Posted:
Jan 27, 2013 12:31 PM


"William Elliot" <marsh@panix.com> wrote in message news:Pine.NEB.4.64.1301261746060.3500@panix3.panix.com... > On Sat, 26 Jan 2013, Charles Hottel wrote: > >> I am having a problem following an example in my book. >> >> Prove lim(x>c) 1/x = 1/c, c not equal zero >> > Assume c /= 0, x  c < s, s < c > > s < x  c < s > c  s < x < c + s > > 1/(c + s) < 1/x < 1/(c  s) > 1/(c + s)  1/c < 1/x  1/c < 1/(c  s)  1/c = (c  c + s)/c(c  s) > > s/c(c  s) < 1/x  1/c < s/c(c  s) > 1/x  1/c < s/c(c  s) > > (c^2  cs)r = s > Let s = rc^2 / (1 + cr) > > s/c(c  s) = [rc^2 / (1 + cr)] / c(c  rc^2 / (1 + cr)) > rc^2 / c(c + rc^2  rc^2) = r > > Given r > 0, take s as above to show > x  c < s implies 1/x  1/c < r. > > Be sure to make s small enough so that s < c. > >> So 0 <  xc < delta, implies 1/x  1/c < epsilon >> >> 1/x  1/c =  (cx) / {xc} = 1/x * 1/c * (xc) < epsilon >> >> Factor 1/x is troublesome if x is near zero, so we bound it to keep it >> away from zero. >> >> So c = c  x + x <= cx + x and this imples x >= c  xc >> >> I think I understand everything up to this point, but not the next >> steps, >> which are >> >> If we choose delta <= c/2 we succeed in making x >= c / 2. >> Finally if we require delta <= [(epsilon) * (c**2)} / 2 then >> >> [1/x * 1/c * xc] < [1 / (c/2)] * [1/c] * [((epsilon) * >> (c**2)) / 2] = epsilon >> >> How did they know to choose delta <= c/2? >> >> How does that lead to x > c/2 implies 1/x < 1/(c/2) ? >> >> I did not sleep well last night and I feel I must be missing something >> that would be obvious if my head was clearer.
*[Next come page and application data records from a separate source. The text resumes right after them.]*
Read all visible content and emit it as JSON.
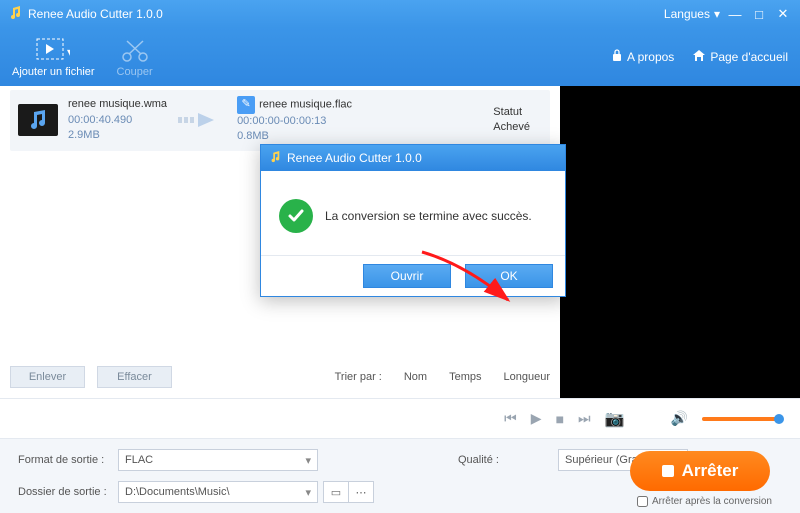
{
  "title": "Renee Audio Cutter 1.0.0",
  "titlebar": {
    "lang": "Langues",
    "minimize": "—",
    "maximize": "□",
    "close": "✕"
  },
  "toolbar": {
    "add": "Ajouter un fichier",
    "cut": "Couper",
    "about": "A propos",
    "home": "Page d'accueil"
  },
  "file": {
    "src_name": "renee musique.wma",
    "src_time": "00:00:40.490",
    "src_size": "2.9MB",
    "dst_name": "renee musique.flac",
    "dst_time": "00:00:00-00:00:13",
    "dst_size": "0.8MB",
    "status_label": "Statut",
    "status_value": "Achevé"
  },
  "listfooter": {
    "remove": "Enlever",
    "clear": "Effacer",
    "sort_by": "Trier par :",
    "sort_name": "Nom",
    "sort_time": "Temps",
    "sort_len": "Longueur"
  },
  "bottom": {
    "format_label": "Format de sortie :",
    "format_value": "FLAC",
    "quality_label": "Qualité :",
    "quality_value": "Supérieur (Grande ta",
    "folder_label": "Dossier de sortie :",
    "folder_value": "D:\\Documents\\Music\\",
    "stop": "Arrêter",
    "stop_after": "Arrêter après la conversion"
  },
  "dialog": {
    "title": "Renee Audio Cutter 1.0.0",
    "message": "La conversion se termine avec succès.",
    "open": "Ouvrir",
    "ok": "OK"
  }
}
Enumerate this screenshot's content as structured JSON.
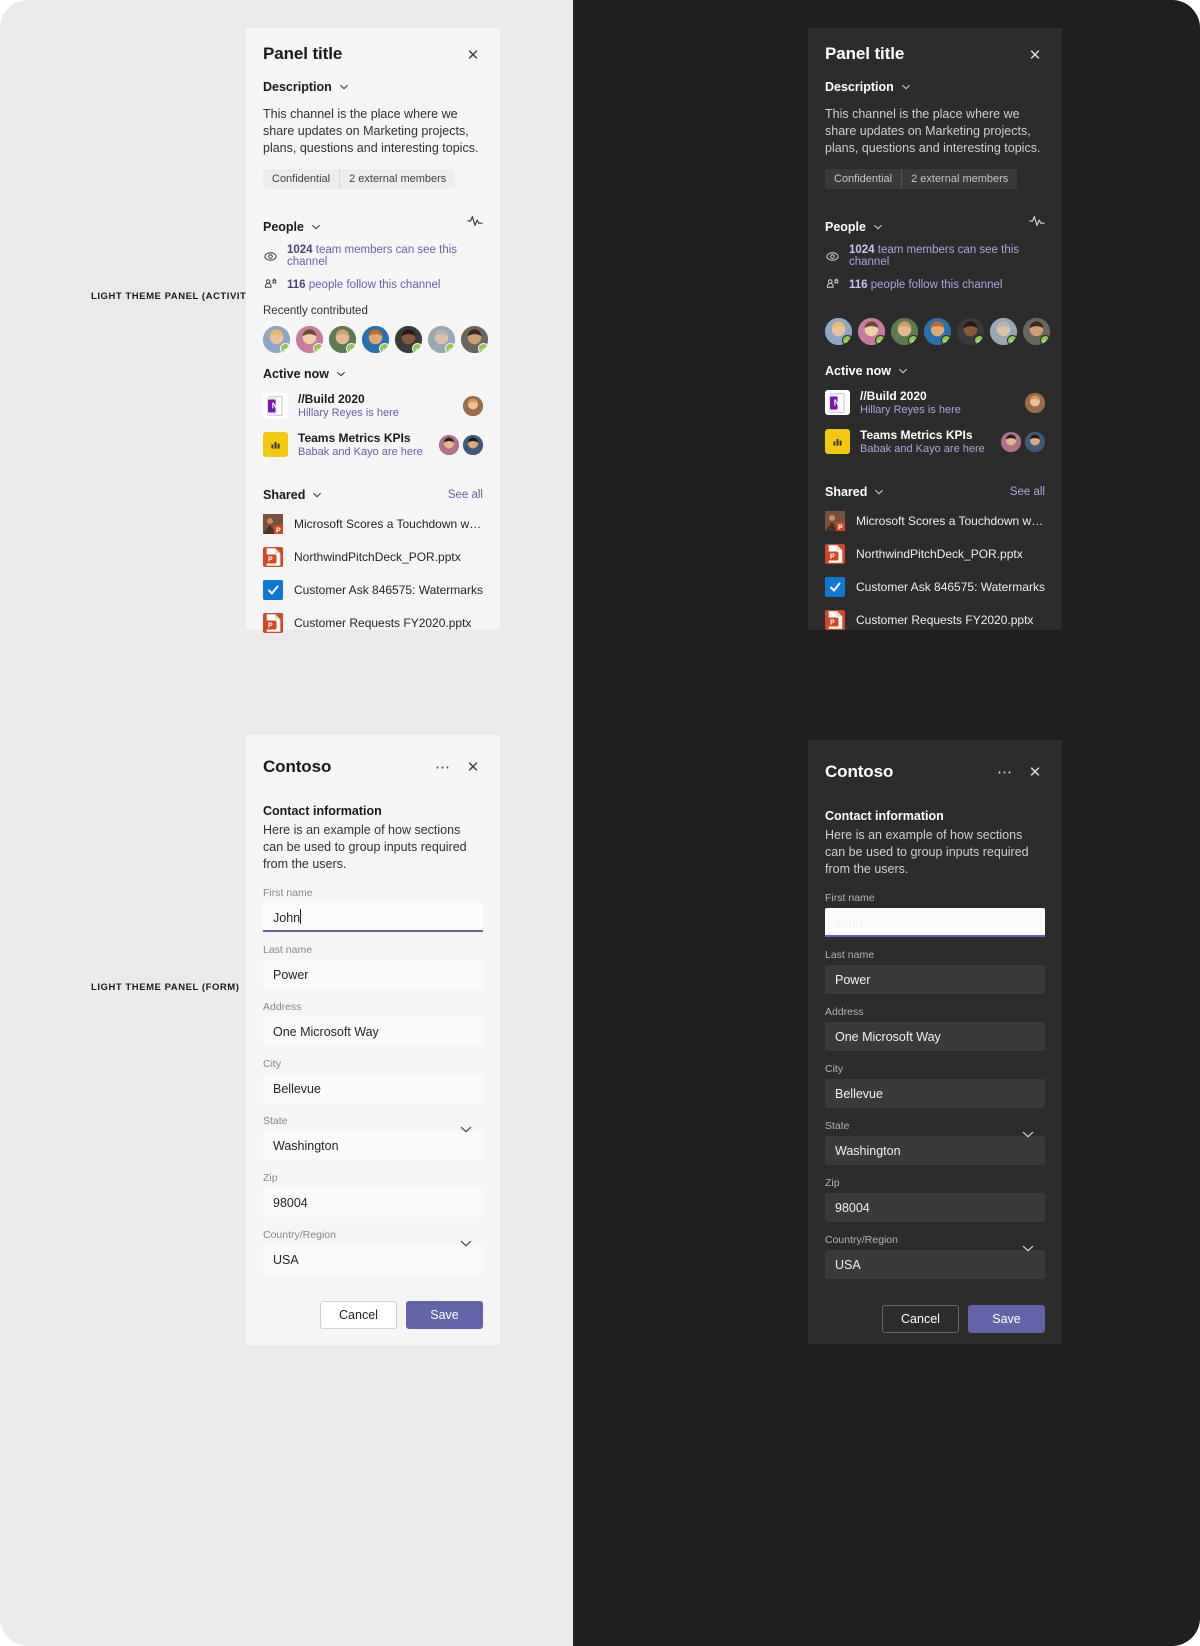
{
  "annotations": [
    {
      "label": "LIGHT THEME PANEL (ACTIVITY)"
    },
    {
      "label": "LIGHT THEME PANEL (FORM)"
    }
  ],
  "activity_panel": {
    "title": "Panel title",
    "close_icon": "close-icon",
    "description_section": {
      "label": "Description",
      "text": "This channel is the place where we share updates on Marketing projects, plans, questions and interesting topics."
    },
    "tags": [
      "Confidential",
      "2 external members"
    ],
    "activity_icon": "pulse-icon",
    "people_section": {
      "label": "People",
      "info": [
        {
          "icon": "eye-icon",
          "count": "1024",
          "text": "team members can see this channel"
        },
        {
          "icon": "follow-icon",
          "count": "116",
          "text": "people follow this channel"
        }
      ],
      "recently_contributed_label": "Recently contributed",
      "avatars": [
        {
          "name": "avatar-1",
          "skin": "#e8c39a",
          "hair": "#e8b96a",
          "shirt": "#8fa6c4",
          "presence": "available"
        },
        {
          "name": "avatar-2",
          "skin": "#f0cdab",
          "hair": "#6b4a35",
          "shirt": "#c77c9c",
          "presence": "available"
        },
        {
          "name": "avatar-3",
          "skin": "#e4b98f",
          "hair": "#c9a06a",
          "shirt": "#5f7a52",
          "presence": "available"
        },
        {
          "name": "avatar-4",
          "skin": "#e0a878",
          "hair": "#c06a2a",
          "shirt": "#2b6fae",
          "presence": "available"
        },
        {
          "name": "avatar-5",
          "skin": "#8a5a3b",
          "hair": "#2a1a12",
          "shirt": "#3a3a3a",
          "presence": "available"
        },
        {
          "name": "avatar-6",
          "skin": "#dcc0a8",
          "hair": "#b9b4ae",
          "shirt": "#9aa7b4",
          "presence": "available"
        },
        {
          "name": "avatar-7",
          "skin": "#cf9d74",
          "hair": "#3a2a20",
          "shirt": "#6b6560",
          "presence": "available"
        }
      ]
    },
    "active_now_section": {
      "label": "Active now",
      "items": [
        {
          "icon": "onenote-icon",
          "icon_letter": "N",
          "icon_color": "#7719aa",
          "title": "//Build 2020",
          "subtitle": "Hillary Reyes is here",
          "avatars": [
            {
              "name": "avatar-hillary",
              "skin": "#e8c39a",
              "hair": "#d89a55",
              "shirt": "#9b6b4a"
            }
          ]
        },
        {
          "icon": "powerbi-icon",
          "icon_letter": "",
          "icon_color": "#f2c811",
          "title": "Teams Metrics KPIs",
          "subtitle": "Babak and Kayo are here",
          "avatars": [
            {
              "name": "avatar-babak",
              "skin": "#e4b68c",
              "hair": "#2b1d16",
              "shirt": "#b0728a"
            },
            {
              "name": "avatar-kayo",
              "skin": "#d9a97f",
              "hair": "#241a14",
              "shirt": "#3f5a78"
            }
          ]
        }
      ]
    },
    "shared_section": {
      "label": "Shared",
      "see_all_label": "See all",
      "files": [
        {
          "name": "Microsoft Scores a Touchdown with NF...",
          "icon": "image-thumbnail-icon",
          "icon_color": "#b7472a",
          "icon_letter": "P"
        },
        {
          "name": "NorthwindPitchDeck_POR.pptx",
          "icon": "powerpoint-icon",
          "icon_color": "#d24726",
          "icon_letter": "P"
        },
        {
          "name": "Customer Ask 846575: Watermarks",
          "icon": "planner-icon",
          "icon_color": "#0078d4",
          "icon_letter": ""
        },
        {
          "name": "Customer Requests FY2020.pptx",
          "icon": "powerpoint-icon",
          "icon_color": "#d24726",
          "icon_letter": "P"
        }
      ]
    }
  },
  "form_panel": {
    "title": "Contoso",
    "more_icon": "more-options-icon",
    "close_icon": "close-icon",
    "section_title": "Contact information",
    "section_desc": "Here is an example of how sections can be used to group inputs required from the users.",
    "fields": [
      {
        "label": "First name",
        "value": "John",
        "type": "text",
        "focused": true
      },
      {
        "label": "Last name",
        "value": "Power",
        "type": "text",
        "focused": false
      },
      {
        "label": "Address",
        "value": "One Microsoft Way",
        "type": "text",
        "focused": false
      },
      {
        "label": "City",
        "value": "Bellevue",
        "type": "text",
        "focused": false
      },
      {
        "label": "State",
        "value": "Washington",
        "type": "select",
        "focused": false
      },
      {
        "label": "Zip",
        "value": "98004",
        "type": "text",
        "focused": false
      },
      {
        "label": "Country/Region",
        "value": "USA",
        "type": "select",
        "focused": false
      }
    ],
    "cancel_label": "Cancel",
    "save_label": "Save"
  },
  "colors": {
    "accent": "#6264a7",
    "light_panel_bg": "#f5f5f5",
    "dark_panel_bg": "#2d2c2c",
    "dark_stage_bg": "#201f1f",
    "light_stage_bg": "#eaeaea",
    "presence_available": "#92c353"
  }
}
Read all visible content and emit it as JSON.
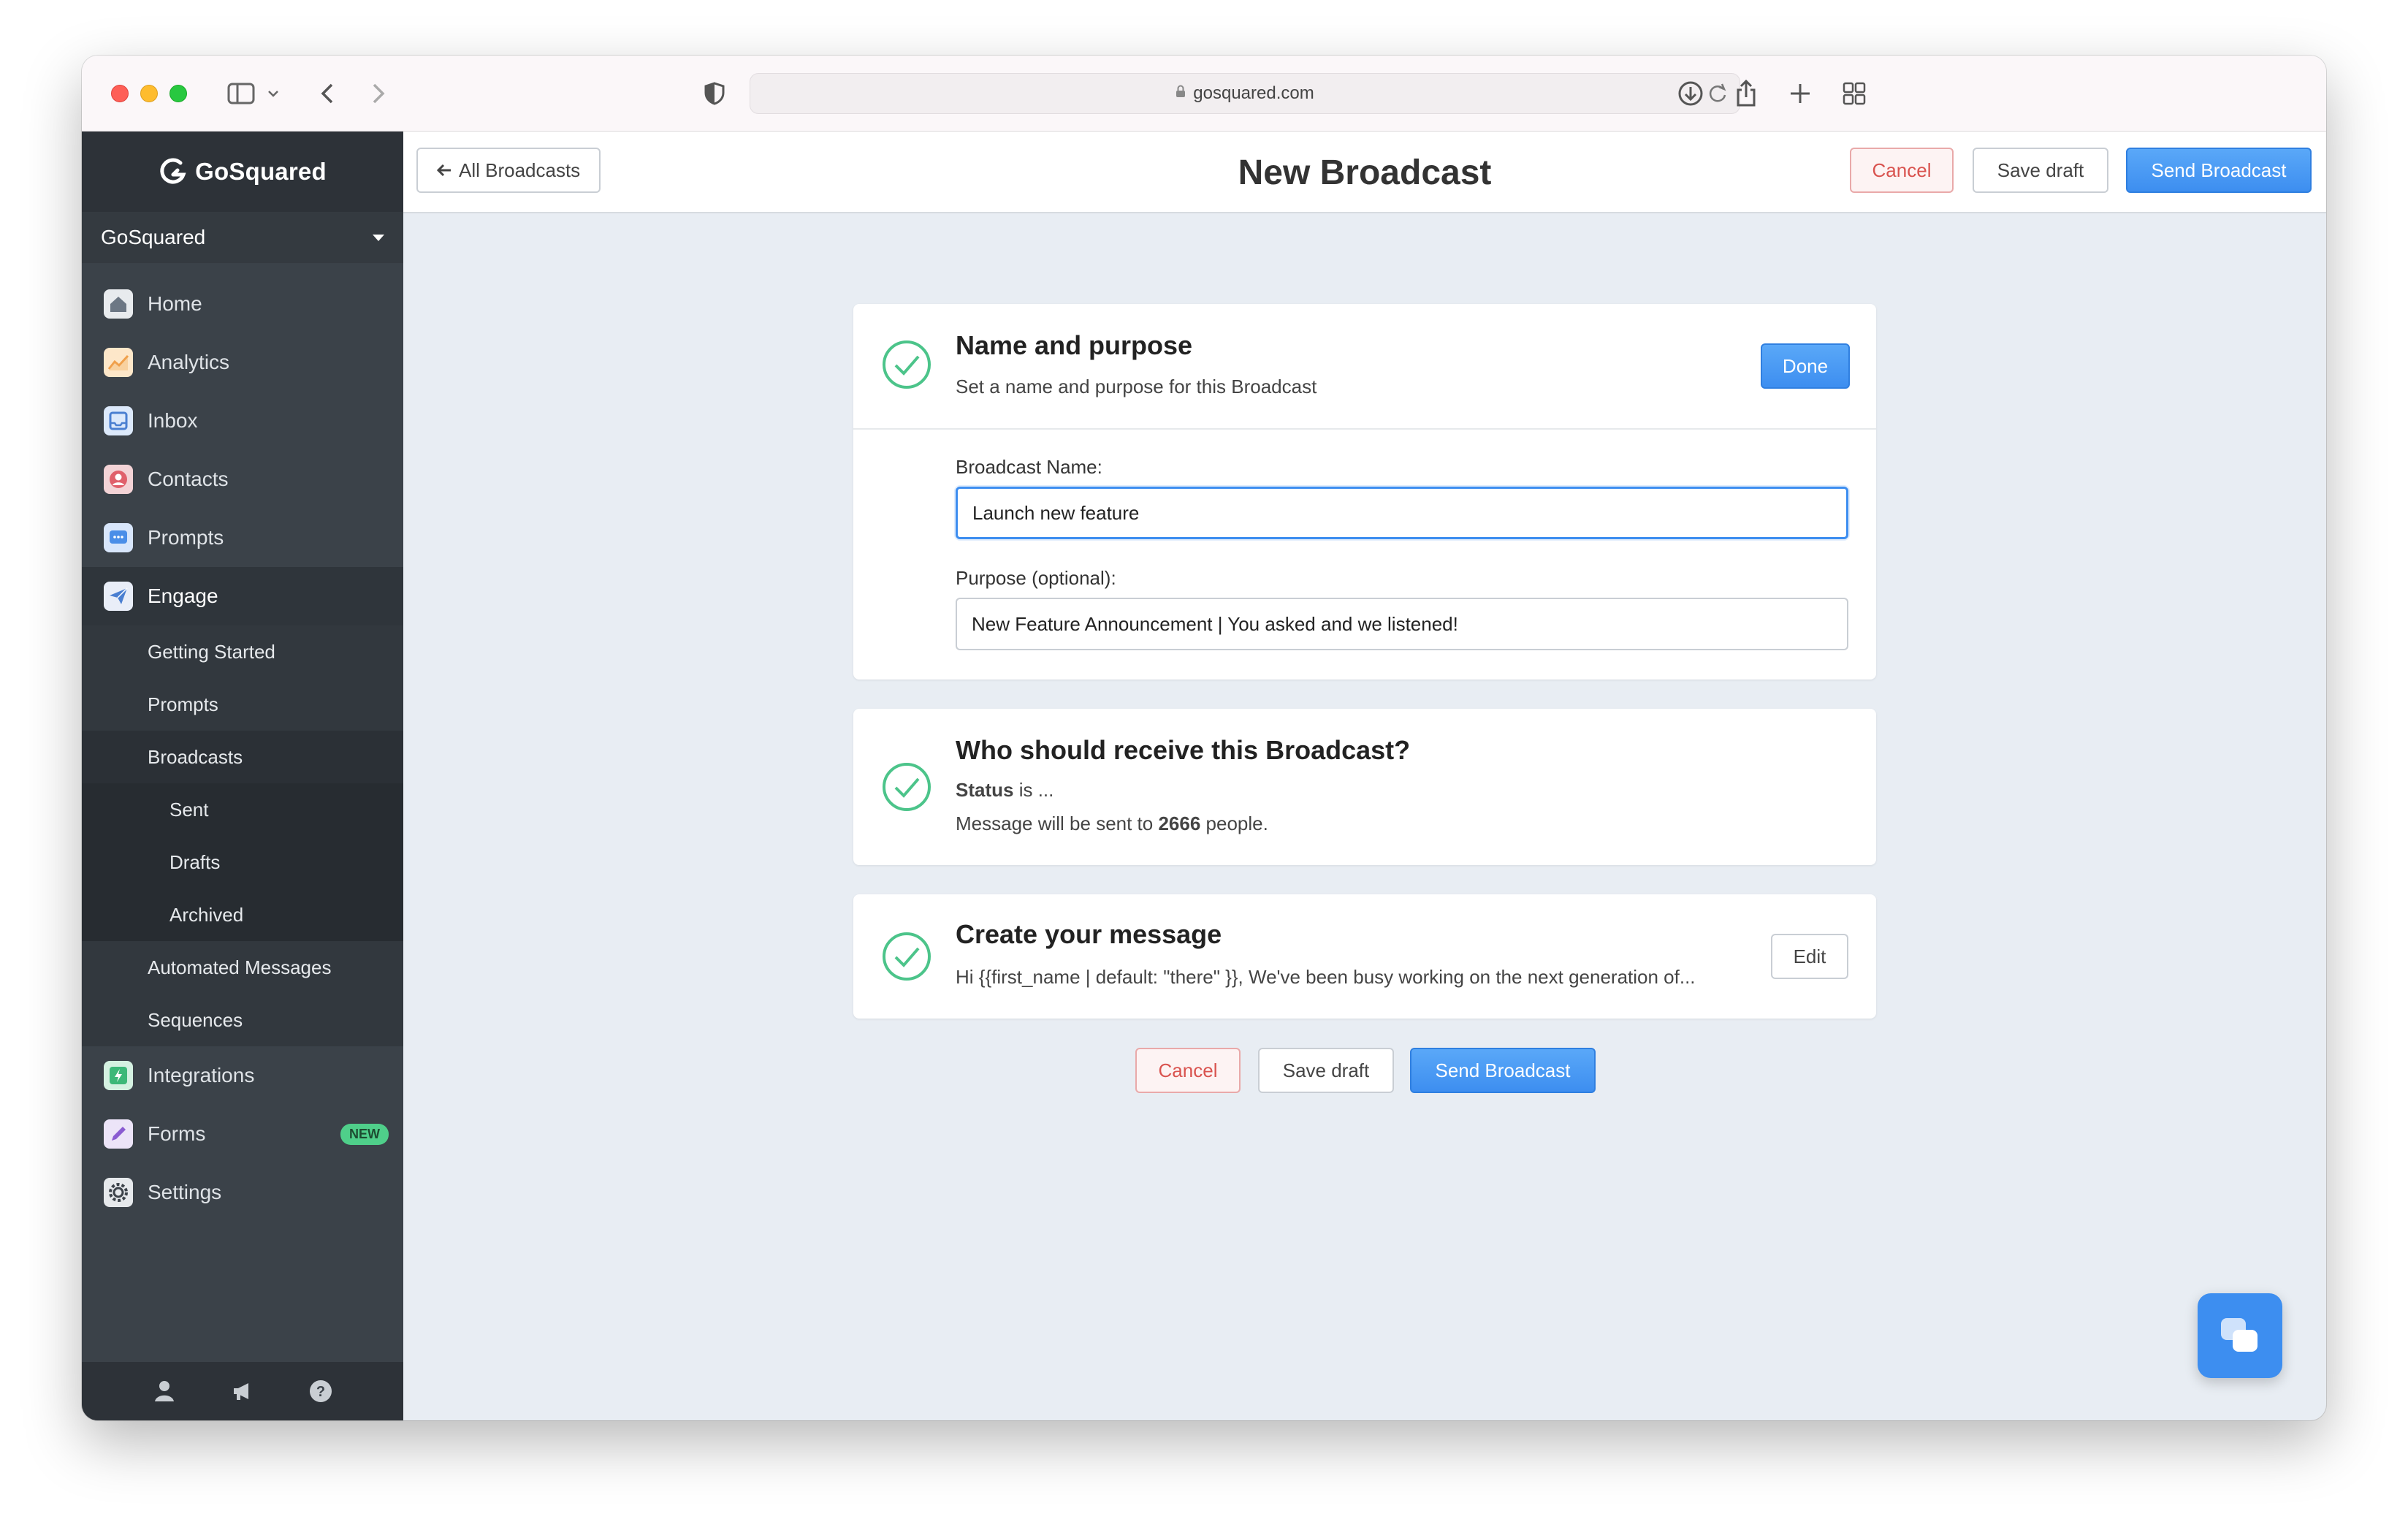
{
  "browser": {
    "url": "gosquared.com"
  },
  "sidebar": {
    "brand": "GoSquared",
    "account": "GoSquared",
    "nav": [
      {
        "label": "Home"
      },
      {
        "label": "Analytics"
      },
      {
        "label": "Inbox"
      },
      {
        "label": "Contacts"
      },
      {
        "label": "Prompts"
      },
      {
        "label": "Engage"
      }
    ],
    "engage_sub": [
      "Getting Started",
      "Prompts",
      "Broadcasts"
    ],
    "broadcasts_sub": [
      "Sent",
      "Drafts",
      "Archived"
    ],
    "engage_sub2": [
      "Automated Messages",
      "Sequences"
    ],
    "nav2": [
      {
        "label": "Integrations"
      },
      {
        "label": "Forms"
      },
      {
        "label": "Settings"
      }
    ],
    "forms_badge": "NEW"
  },
  "header": {
    "back_label": "All Broadcasts",
    "title": "New Broadcast",
    "cancel_label": "Cancel",
    "save_label": "Save draft",
    "send_label": "Send Broadcast"
  },
  "name_card": {
    "title": "Name and purpose",
    "subtitle": "Set a name and purpose for this Broadcast",
    "done_label": "Done",
    "name_label": "Broadcast Name:",
    "name_value": "Launch new feature",
    "purpose_label": "Purpose (optional):",
    "purpose_value": "New Feature Announcement | You asked and we listened!"
  },
  "recipients_card": {
    "title": "Who should receive this Broadcast?",
    "status_strong": "Status",
    "status_rest": " is ...",
    "message_prefix": "Message will be sent to ",
    "count": "2666",
    "message_suffix": " people."
  },
  "message_card": {
    "title": "Create your message",
    "preview": "Hi {{first_name | default: \"there\" }}, We've been busy working on the next generation of...",
    "edit_label": "Edit"
  },
  "footer_buttons": {
    "cancel_label": "Cancel",
    "save_label": "Save draft",
    "send_label": "Send Broadcast"
  },
  "colors": {
    "primary": "#3d8ef0",
    "danger": "#d9534f",
    "success": "#4cc48a",
    "sidebar": "#3b4249"
  }
}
Thanks for any help. >> >> >> >>
Thanks, I had sort of figured it out on my own but you post makes it clearer.